Today ancient Messene lies in one of the poorest parts of Greece. It is not at the modern town of Messene on the coast, but 20 miles to the north and thanks to a large grant from the EU it is currently being excavated. It is in a wonderfully fertile area, and is being made into an impressive visitor attraction. The Thebans who founded it would be pleased: today, it is certainly ‘Smarter than Sparta.
One thing absent from a Greek town is, of course, the Palace. However, there is one semi-Greek town that does have a Palace and that is Pella, the capital of Macedonia, the home town of Alexander the Great. At first it appears to be a perfectly normal Greek town with a large agora at the centre.
To the south of the agora, a number of wealthy houses have been excavated with splendid pebble mosaics,– coloured tesserae had not yet been invented. The administrative buildings were on the north, while in the south-west corner was the archive building where numerous sealings inscribed ‘Pella exchange’ were found.
However on a low hill to the north, was a grandiose palace. This had five separate courtyards which formed the real administrative centre as well as a grandiose Royal residence with their suites of banqueting rooms and baths.
This solves the old conundrum: was Macedonia Greek or not? Was Alexander the Great really Greek? The answer was half and half. Here, in his capital there is both a grandiose Royal Palace and Greek-style town laid out on Hippodamian principles with a fine agora at the centre. An agora is something you have to have if you are going to pretend to be Greek.

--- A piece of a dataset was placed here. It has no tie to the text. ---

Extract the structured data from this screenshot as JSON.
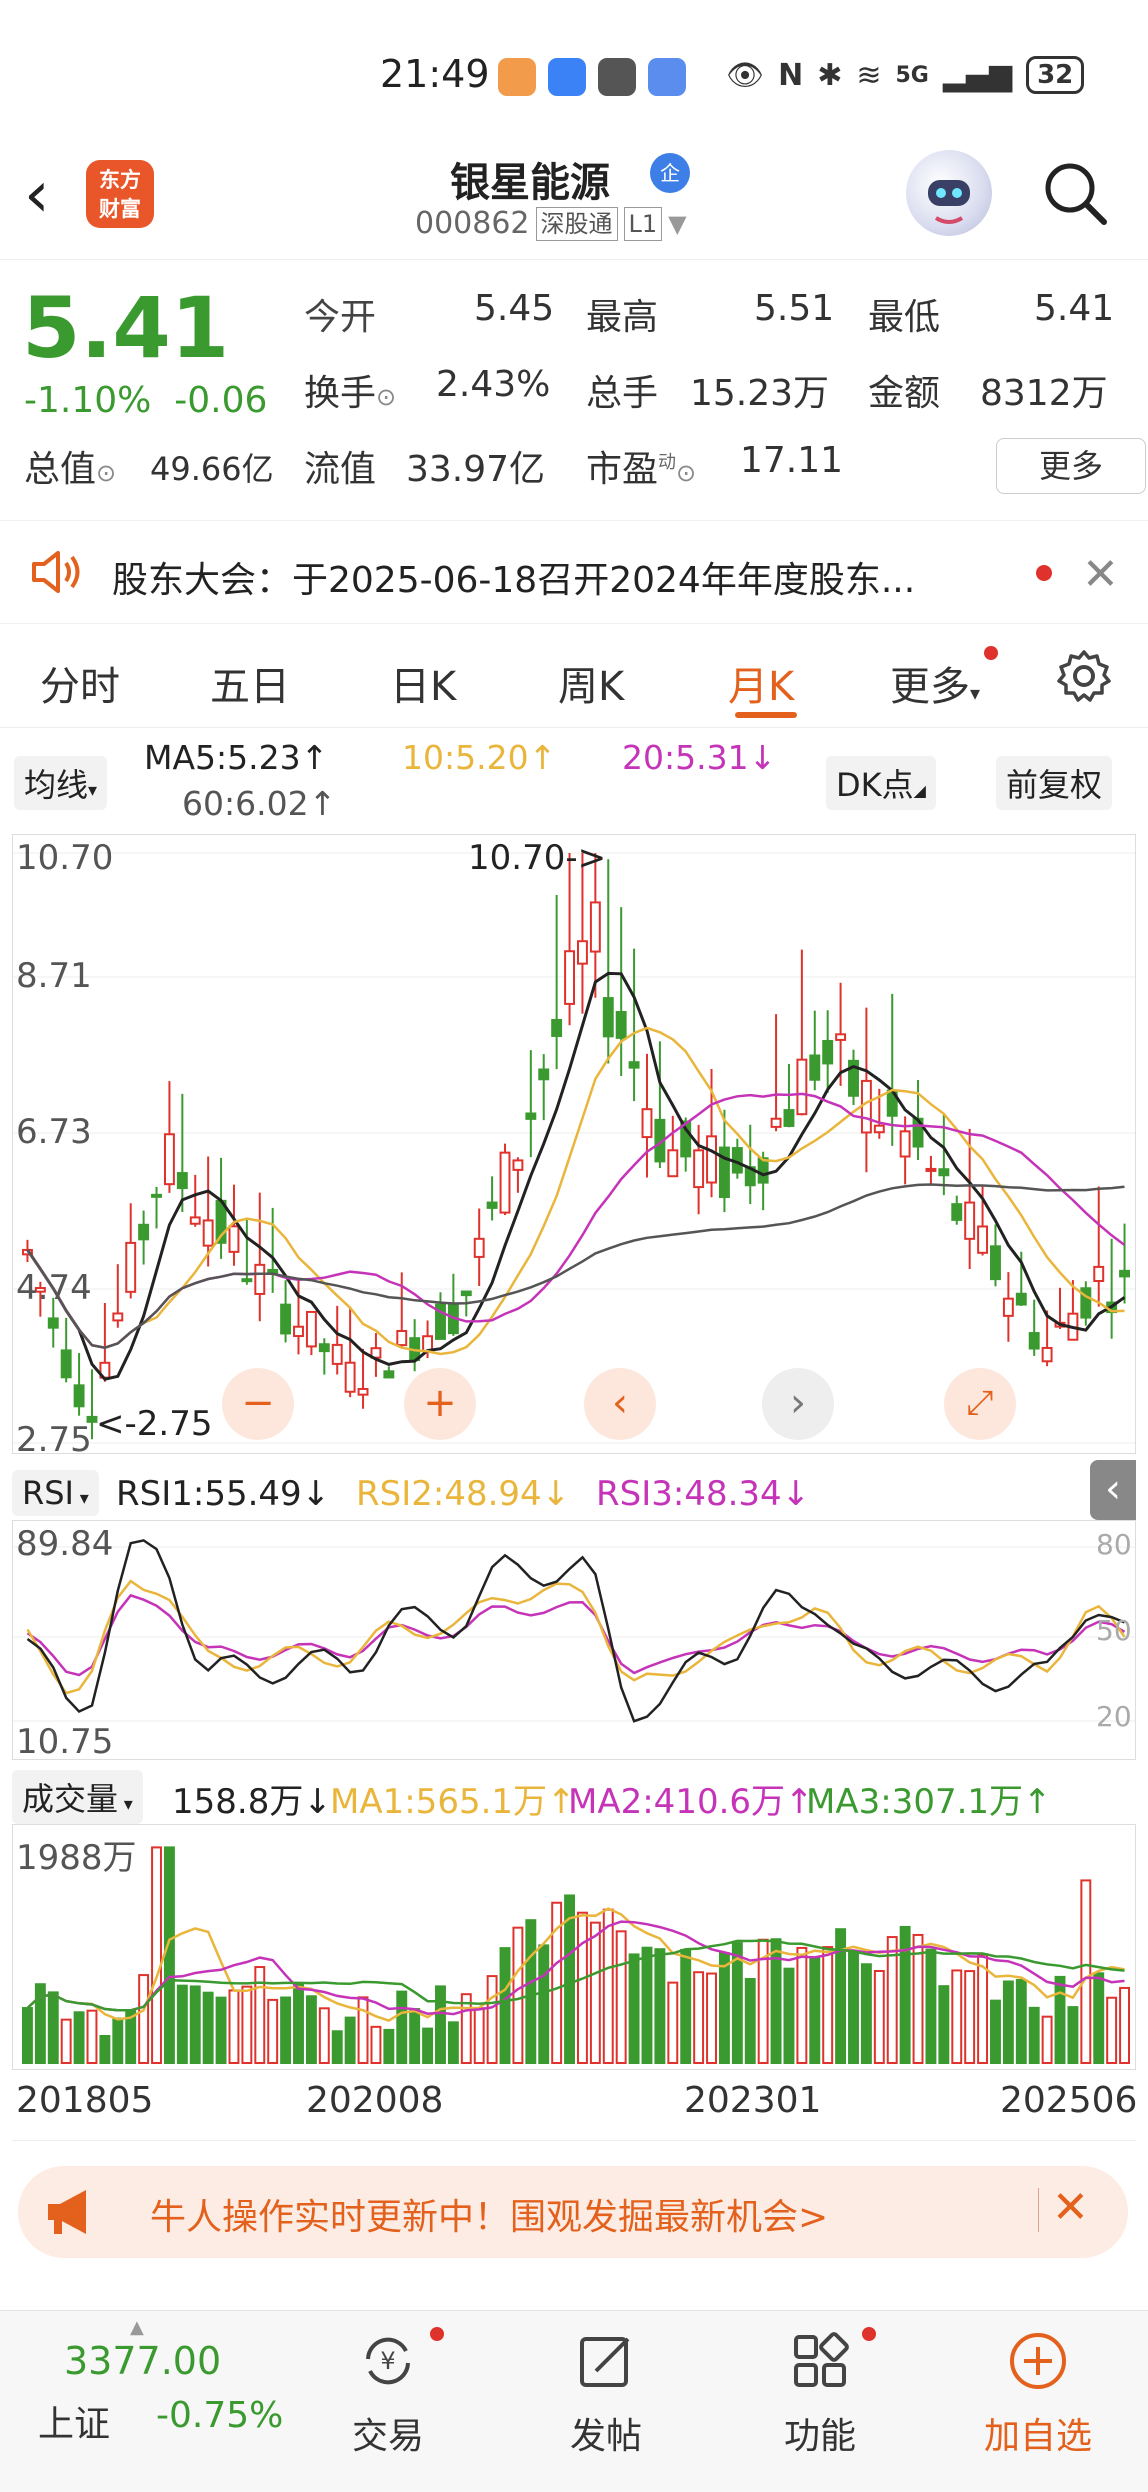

If therefore you are visiting a Greek town, don’t spend too much time on the temples: temples are indeed fascinating, but it is the agora that was the heart of the town. Look at its relation to the rest of the town. Look at the stoas where market trading and the gossiping took place. Look at the Council house and the administrative buildings. Remember that in Greece, one-man rule was rare: the opposite of democracy was an aristocracy and the Council house would be where the leading citizens would meet and try to perpetuate their rule. Look for the fountains and the law courts. And then look for the theatre and the temples, and see what was their relation to the agora. For it was the agora that was the heart of the town, and this must be the starting point if we are to understand how a Greek town really worked.